■ **Exercise goal**: All that is wanted is the span of lines from the one with "Convert this screenshot" to the last line of the data, copied exactly.

Excerpts from an interface dataset
+++

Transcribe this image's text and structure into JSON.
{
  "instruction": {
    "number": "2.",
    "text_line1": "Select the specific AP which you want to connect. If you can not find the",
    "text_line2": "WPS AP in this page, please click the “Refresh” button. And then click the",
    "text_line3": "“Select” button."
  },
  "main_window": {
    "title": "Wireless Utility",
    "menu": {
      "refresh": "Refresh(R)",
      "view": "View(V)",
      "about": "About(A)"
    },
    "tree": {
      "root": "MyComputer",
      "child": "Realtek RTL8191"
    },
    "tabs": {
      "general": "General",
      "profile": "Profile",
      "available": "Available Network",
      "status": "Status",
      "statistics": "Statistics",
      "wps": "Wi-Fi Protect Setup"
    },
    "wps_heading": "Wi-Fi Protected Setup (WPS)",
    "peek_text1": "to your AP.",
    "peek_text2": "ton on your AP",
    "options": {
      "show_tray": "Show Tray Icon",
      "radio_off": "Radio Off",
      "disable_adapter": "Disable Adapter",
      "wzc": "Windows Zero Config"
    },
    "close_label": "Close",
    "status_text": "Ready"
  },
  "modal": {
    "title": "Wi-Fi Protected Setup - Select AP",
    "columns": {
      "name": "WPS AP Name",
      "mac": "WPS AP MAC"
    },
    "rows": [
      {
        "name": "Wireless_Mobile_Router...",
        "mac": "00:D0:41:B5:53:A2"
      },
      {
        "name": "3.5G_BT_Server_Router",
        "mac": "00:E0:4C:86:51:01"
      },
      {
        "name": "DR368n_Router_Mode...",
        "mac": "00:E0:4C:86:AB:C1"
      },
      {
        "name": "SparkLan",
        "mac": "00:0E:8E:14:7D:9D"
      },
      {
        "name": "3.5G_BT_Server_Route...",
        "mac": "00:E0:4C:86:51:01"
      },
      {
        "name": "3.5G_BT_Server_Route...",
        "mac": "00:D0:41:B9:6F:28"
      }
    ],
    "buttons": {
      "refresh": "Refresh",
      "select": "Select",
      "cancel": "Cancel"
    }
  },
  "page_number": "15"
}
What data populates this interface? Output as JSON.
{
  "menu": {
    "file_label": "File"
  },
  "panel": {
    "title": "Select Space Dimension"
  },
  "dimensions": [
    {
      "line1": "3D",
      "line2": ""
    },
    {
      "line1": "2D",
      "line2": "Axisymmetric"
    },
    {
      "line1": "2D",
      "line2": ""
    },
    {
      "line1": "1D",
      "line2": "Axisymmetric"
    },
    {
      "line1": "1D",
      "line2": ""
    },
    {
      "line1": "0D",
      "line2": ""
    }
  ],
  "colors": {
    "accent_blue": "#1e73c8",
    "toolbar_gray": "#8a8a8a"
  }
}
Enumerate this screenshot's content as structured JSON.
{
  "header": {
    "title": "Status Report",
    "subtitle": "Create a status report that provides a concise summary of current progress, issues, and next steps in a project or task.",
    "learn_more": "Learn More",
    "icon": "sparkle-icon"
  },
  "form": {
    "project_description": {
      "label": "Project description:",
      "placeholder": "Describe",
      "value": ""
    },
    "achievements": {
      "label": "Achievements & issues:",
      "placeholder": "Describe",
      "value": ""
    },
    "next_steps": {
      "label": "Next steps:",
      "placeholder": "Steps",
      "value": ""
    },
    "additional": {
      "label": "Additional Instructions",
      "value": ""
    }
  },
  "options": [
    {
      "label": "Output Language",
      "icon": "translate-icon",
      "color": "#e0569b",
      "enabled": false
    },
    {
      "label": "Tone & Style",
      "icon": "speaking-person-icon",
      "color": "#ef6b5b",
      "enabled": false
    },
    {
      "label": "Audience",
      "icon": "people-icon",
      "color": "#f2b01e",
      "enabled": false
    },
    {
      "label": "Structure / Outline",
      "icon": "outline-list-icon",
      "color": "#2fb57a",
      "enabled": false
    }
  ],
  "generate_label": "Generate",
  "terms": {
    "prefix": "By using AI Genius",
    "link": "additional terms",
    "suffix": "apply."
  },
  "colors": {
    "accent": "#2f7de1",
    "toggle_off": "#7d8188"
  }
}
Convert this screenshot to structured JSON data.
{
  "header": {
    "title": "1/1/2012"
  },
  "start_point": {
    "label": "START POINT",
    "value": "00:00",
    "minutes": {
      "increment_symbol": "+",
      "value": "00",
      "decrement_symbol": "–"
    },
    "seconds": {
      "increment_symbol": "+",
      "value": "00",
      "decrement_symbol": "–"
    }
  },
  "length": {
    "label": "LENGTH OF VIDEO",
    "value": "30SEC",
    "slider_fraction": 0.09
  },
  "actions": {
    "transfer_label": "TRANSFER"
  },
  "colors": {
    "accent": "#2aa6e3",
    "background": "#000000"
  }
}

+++

■ **Written solution**:
Convert this screenshot to structured JSON data.
{
  "header": {
    "title": "1/1/2012"
  },
  "start_point": {
    "label": "START POINT",
    "value": "00:00",
    "minutes": {
      "increment_symbol": "+",
      "value": "00",
      "decrement_symbol": "–"
    },
    "seconds": {
      "increment_symbol": "+",
      "value": "00",
      "decrement_symbol": "–"
    }
  },
  "length": {
    "label": "LENGTH OF VIDEO",
    "value": "30SEC",
    "slider_fraction": 0.09
  },
  "actions": {
    "transfer_label": "TRANSFER"
  },
  "colors": {
    "accent": "#2aa6e3",
    "background": "#000000"
  }
}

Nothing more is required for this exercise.